I’ve tried a few competitions and I don’t think I am good at those. Given a prompt word or phrase or other constraints of the competition, I’m the person who gets inspired to write a fantasy piece when everyone else writes realism, or I will eschew the obvious route toward a sci-fi piece and write lab lit instead. Then I read the winning pieces: 20% of the time they are phenomenal and I wish I could write like that; 60% of the time I don’t particularly care for them one way or another; the final 20% of the time they are irritating plotless blobs of freefloating imagery that I would turn away if I got them as an editor.

Writing goals:

Submitting some speculative fiction to paying markets (so far most has been literary fiction, even if some had speculative-fiction elements). If I were to get a speculative fiction publication in a professional market (means it pays 6 cents or more per word), not because of money but because it would qualify for eventual membership in SFWA, I would consider it a great success this year; however, I am not sure I am at that level yet.

Writing more satire and getting it into ever better zines. I think I’m actually quite good at writing humor (certainly better than writing about goddamn stormy skies as a metaphor for constipation) and at finding humor everywhere, even in (or particularly in) the sad, the heavy, and the tragic.

Making peace with the fact that I will never be a superstar fiction writer. Not that I really want it, to be honest, it’s just that my inner ambition is always beneath the surface, ready to pounce, even when emotionally I don’t really want things and intellectually I know that I likely don’t have the chops, and ultimately who cares anyway since this is a goddamn hobby.

In literary fiction, I want to find a way to be as weird, insightful, and genuinely emotional as I know I can be. Also, get into a few select markets I like.

I want to toughen my hide into that of the thickest walruslike blubber so as not to feel the sting of rejection at all.

And just keep writing. (Btw, if you are interested in reading my fiction, send me an email and I will give you the coordinates.)


I will answer the as -yet-unanswered queries from November and leave that post up for people to add requests.

I would like to somehow re-ignite the dialogue in this space, but I know blogging is no longer as fashionable as it used to be, and much of the activity has moved to Facebook and Twitter. Still, I’m here, and there will be a delurking post coming up early in January, as every year.

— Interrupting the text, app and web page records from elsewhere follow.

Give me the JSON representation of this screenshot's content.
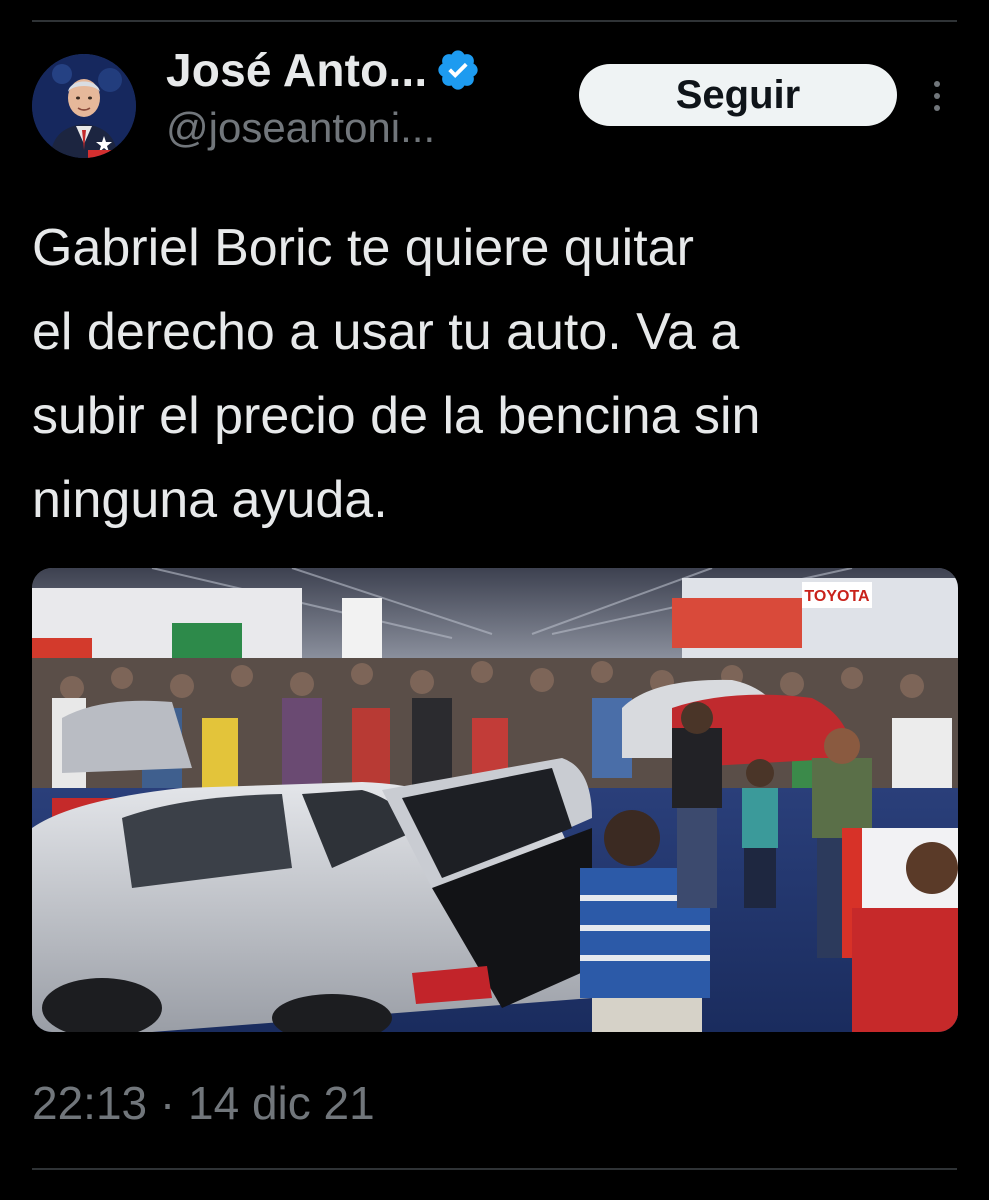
{
  "tweet": {
    "author": {
      "display_name": "José Anto...",
      "handle": "@joseantoni...",
      "verified": true,
      "verified_icon": "verified-badge-icon",
      "avatar_icon": "avatar"
    },
    "follow_label": "Seguir",
    "more_icon": "more-vertical-icon",
    "text": "Gabriel Boric te quiere quitar\nel derecho a usar tu auto. Va a\nsubir el precio de la bencina sin\nninguna ayuda.",
    "media": {
      "type": "photo",
      "sign_text": "TOYOTA"
    },
    "timestamp": "22:13 · 14 dic 21"
  },
  "colors": {
    "background": "#000000",
    "text_primary": "#e7e9ea",
    "text_secondary": "#71767b",
    "verified_blue": "#1d9bf0",
    "button_bg": "#eff3f4",
    "button_text": "#0f1419",
    "divider": "#2f3336"
  }
}
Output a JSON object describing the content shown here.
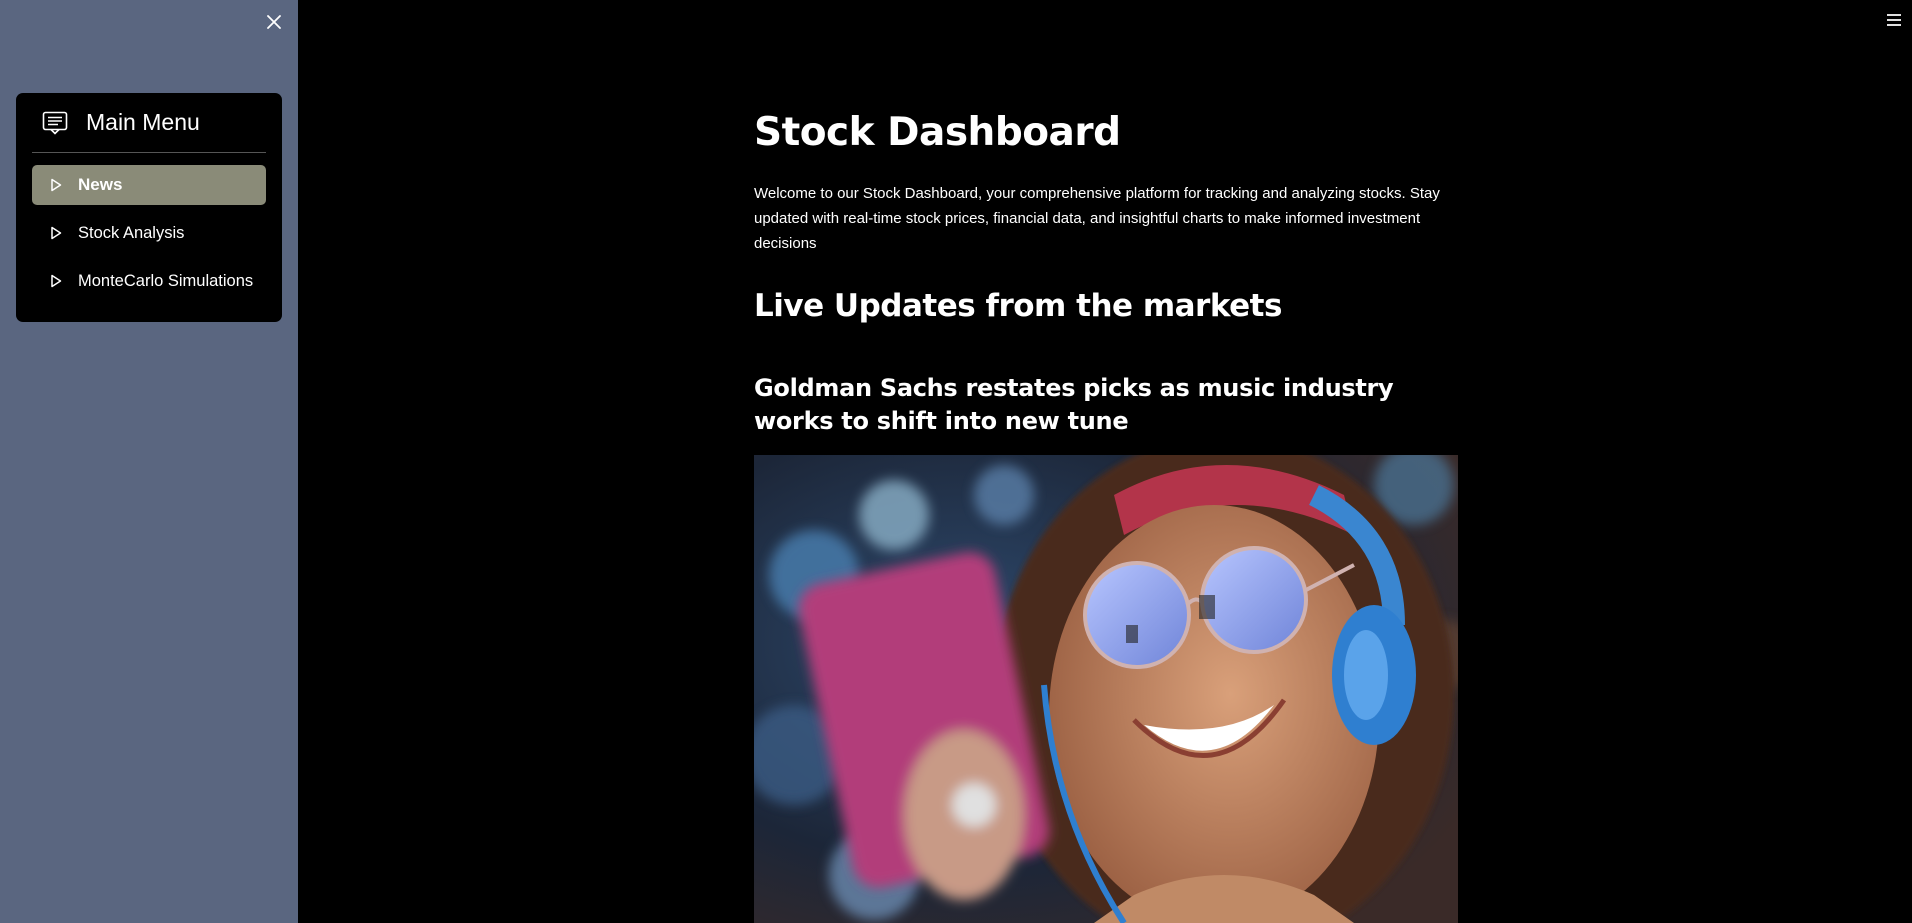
{
  "sidebar": {
    "close_icon": "close-icon",
    "menu": {
      "title": "Main Menu",
      "icon": "menu-card-icon",
      "items": [
        {
          "label": "News",
          "active": true
        },
        {
          "label": "Stock Analysis",
          "active": false
        },
        {
          "label": "MonteCarlo Simulations",
          "active": false
        }
      ]
    }
  },
  "header": {
    "hamburger_icon": "hamburger-icon"
  },
  "main": {
    "title": "Stock Dashboard",
    "intro": "Welcome to our Stock Dashboard, your comprehensive platform for tracking and analyzing stocks. Stay updated with real-time stock prices, financial data, and insightful charts to make informed investment decisions",
    "section_heading": "Live Updates from the markets",
    "articles": [
      {
        "title": "Goldman Sachs restates picks as music industry works to shift into new tune",
        "image": "woman-with-headphones-photo"
      }
    ]
  },
  "colors": {
    "sidebar_bg": "#5a6680",
    "active_item_bg": "#8a8b78",
    "main_bg": "#000000"
  }
}
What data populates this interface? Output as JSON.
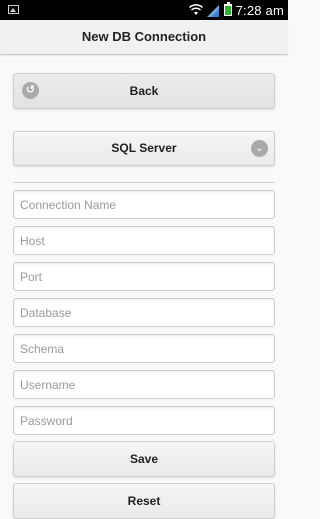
{
  "status_bar": {
    "time": "7:28 am",
    "icons": [
      "image-icon",
      "wifi-icon",
      "signal-icon",
      "battery-icon"
    ]
  },
  "header": {
    "title": "New DB Connection"
  },
  "back_button": {
    "label": "Back",
    "icon": "back-arrow-icon"
  },
  "db_type_select": {
    "selected": "SQL Server",
    "icon": "chevron-down-icon"
  },
  "fields": {
    "connection_name": {
      "placeholder": "Connection Name",
      "value": ""
    },
    "host": {
      "placeholder": "Host",
      "value": ""
    },
    "port": {
      "placeholder": "Port",
      "value": ""
    },
    "database": {
      "placeholder": "Database",
      "value": ""
    },
    "schema": {
      "placeholder": "Schema",
      "value": ""
    },
    "username": {
      "placeholder": "Username",
      "value": ""
    },
    "password": {
      "placeholder": "Password",
      "value": ""
    }
  },
  "actions": {
    "save_label": "Save",
    "reset_label": "Reset"
  },
  "colors": {
    "accent_battery": "#2fb32f",
    "icon_gray": "#a9a9a9",
    "background": "#f9f9f9"
  }
}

I have no intention of leaving this place; it’s been a cherished outlet for my academic wisdom and/or angst for many a moon. I can’t imagine ever running out of things to say (although I do sometimes repeat myself), so I’m not going anywhere.


Finally, here are a few stats and some prizes!

About 181, 000 views, 44,000 visitors, and over 1,000 comments!

Here are the most popular posts:

Top referrers — thank you!

As for top commenters, that’s a bit tougher to extract now that WordPress doesn’t do the end-of-year summaries for us, but this is close enough (I did a manual count for the top commenters and the actual comment numbers in the year are a bit higher than what’s given below, but not by much). Thanks everyone for reading and commenting, and the top three commenters — lyra211, gasstationwithoutpumps, & Prodigal Academic — will be getting some Amazon gift cards via email!


Happy New Year everyone!